== Requirement ==
Read through the lines below and copy the ones holding the string "radio".

[Excerpts from an interface dataset]
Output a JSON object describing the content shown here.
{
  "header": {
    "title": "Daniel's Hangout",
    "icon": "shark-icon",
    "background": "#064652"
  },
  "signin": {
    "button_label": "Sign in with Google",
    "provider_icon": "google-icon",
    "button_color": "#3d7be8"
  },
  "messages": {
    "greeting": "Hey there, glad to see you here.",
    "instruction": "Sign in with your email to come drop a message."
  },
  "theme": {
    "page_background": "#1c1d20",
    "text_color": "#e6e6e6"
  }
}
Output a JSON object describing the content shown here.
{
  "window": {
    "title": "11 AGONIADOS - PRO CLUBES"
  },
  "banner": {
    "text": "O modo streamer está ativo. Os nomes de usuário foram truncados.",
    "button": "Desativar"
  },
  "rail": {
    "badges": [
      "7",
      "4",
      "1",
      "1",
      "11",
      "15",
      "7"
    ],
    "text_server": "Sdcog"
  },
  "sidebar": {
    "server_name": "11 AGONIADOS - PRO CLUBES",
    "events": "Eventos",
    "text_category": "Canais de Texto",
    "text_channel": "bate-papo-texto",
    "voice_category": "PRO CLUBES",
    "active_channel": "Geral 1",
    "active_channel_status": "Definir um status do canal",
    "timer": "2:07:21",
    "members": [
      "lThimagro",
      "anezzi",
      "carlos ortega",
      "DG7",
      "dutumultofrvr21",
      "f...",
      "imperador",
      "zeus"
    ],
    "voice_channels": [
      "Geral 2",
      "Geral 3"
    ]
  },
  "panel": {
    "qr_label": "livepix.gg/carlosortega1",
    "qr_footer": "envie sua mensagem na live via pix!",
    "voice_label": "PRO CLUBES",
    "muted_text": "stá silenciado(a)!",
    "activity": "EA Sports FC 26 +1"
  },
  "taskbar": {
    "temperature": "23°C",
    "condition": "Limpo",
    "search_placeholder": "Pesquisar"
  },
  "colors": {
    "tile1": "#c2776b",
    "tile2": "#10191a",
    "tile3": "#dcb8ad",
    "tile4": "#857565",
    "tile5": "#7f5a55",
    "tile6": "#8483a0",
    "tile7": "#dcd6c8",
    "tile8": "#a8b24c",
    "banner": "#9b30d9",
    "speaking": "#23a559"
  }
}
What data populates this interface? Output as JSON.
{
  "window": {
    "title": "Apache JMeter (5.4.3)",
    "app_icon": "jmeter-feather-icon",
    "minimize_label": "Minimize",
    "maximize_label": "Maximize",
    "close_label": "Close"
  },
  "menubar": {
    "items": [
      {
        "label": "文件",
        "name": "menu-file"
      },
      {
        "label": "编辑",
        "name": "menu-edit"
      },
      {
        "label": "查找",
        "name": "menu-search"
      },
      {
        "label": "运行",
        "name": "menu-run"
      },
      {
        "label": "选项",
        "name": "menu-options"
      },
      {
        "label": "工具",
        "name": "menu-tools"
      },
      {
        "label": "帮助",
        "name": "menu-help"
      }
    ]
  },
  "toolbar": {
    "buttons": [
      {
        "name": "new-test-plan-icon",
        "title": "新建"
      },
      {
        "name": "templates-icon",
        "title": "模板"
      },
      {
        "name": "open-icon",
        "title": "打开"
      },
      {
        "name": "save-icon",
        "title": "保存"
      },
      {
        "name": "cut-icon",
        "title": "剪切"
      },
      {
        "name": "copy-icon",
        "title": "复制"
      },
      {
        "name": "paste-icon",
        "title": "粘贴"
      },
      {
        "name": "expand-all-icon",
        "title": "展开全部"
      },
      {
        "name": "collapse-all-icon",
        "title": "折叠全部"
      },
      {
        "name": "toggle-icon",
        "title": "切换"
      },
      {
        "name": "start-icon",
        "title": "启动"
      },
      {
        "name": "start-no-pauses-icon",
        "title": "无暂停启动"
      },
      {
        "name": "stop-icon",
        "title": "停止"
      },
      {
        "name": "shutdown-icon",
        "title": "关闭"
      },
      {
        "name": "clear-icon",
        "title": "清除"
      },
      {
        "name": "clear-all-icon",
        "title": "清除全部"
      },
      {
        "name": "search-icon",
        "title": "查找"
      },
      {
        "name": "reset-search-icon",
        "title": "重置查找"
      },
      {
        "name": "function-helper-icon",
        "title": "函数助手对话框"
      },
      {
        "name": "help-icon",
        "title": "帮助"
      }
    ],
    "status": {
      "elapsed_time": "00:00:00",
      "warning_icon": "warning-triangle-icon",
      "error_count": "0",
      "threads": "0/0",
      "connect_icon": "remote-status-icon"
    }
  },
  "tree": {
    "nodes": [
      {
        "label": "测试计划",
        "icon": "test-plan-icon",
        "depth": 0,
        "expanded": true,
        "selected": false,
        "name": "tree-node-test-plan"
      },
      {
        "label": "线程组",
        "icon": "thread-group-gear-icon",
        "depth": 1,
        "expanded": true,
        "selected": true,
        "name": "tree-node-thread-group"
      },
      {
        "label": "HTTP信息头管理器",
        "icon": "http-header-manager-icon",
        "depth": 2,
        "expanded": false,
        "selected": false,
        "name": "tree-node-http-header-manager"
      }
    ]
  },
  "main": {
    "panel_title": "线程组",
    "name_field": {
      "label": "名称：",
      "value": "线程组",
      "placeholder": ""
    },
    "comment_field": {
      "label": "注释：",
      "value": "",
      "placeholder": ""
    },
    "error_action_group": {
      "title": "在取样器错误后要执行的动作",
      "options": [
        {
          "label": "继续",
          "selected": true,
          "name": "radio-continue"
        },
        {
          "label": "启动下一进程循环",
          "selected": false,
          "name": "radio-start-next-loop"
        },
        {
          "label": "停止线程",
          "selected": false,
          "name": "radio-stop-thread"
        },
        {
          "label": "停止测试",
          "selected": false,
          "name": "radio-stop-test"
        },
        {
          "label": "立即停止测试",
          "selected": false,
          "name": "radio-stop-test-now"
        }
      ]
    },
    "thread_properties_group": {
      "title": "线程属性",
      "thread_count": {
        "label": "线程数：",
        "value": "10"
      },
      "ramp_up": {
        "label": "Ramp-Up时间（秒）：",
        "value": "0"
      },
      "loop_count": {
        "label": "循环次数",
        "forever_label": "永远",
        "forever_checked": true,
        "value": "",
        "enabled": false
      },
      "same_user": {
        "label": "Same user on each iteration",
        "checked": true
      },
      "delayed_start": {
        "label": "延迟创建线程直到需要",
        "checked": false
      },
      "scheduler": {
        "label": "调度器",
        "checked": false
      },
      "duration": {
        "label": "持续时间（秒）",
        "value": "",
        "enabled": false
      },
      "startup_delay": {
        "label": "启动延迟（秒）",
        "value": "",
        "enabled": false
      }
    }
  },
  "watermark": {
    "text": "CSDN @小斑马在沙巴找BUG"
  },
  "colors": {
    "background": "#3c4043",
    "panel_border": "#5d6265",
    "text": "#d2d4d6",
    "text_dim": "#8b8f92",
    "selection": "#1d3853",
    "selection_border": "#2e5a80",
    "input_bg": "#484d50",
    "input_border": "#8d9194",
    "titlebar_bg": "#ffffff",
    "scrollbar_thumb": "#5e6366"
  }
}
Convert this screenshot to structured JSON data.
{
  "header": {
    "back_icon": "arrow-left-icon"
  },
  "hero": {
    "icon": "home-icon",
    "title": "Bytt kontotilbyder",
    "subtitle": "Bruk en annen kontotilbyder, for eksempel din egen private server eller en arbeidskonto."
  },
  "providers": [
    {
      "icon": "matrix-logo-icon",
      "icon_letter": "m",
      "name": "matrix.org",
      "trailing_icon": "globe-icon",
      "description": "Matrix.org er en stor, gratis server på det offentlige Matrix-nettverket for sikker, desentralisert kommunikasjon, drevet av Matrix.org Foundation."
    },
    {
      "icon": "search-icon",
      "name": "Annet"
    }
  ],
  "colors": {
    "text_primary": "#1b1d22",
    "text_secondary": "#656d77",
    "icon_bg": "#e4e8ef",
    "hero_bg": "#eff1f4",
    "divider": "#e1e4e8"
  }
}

== Written solution ==
          "name": "radio-continue"
          "name": "radio-start-next-loop"
          "name": "radio-stop-thread"
          "name": "radio-stop-test"
          "name": "radio-stop-test-now"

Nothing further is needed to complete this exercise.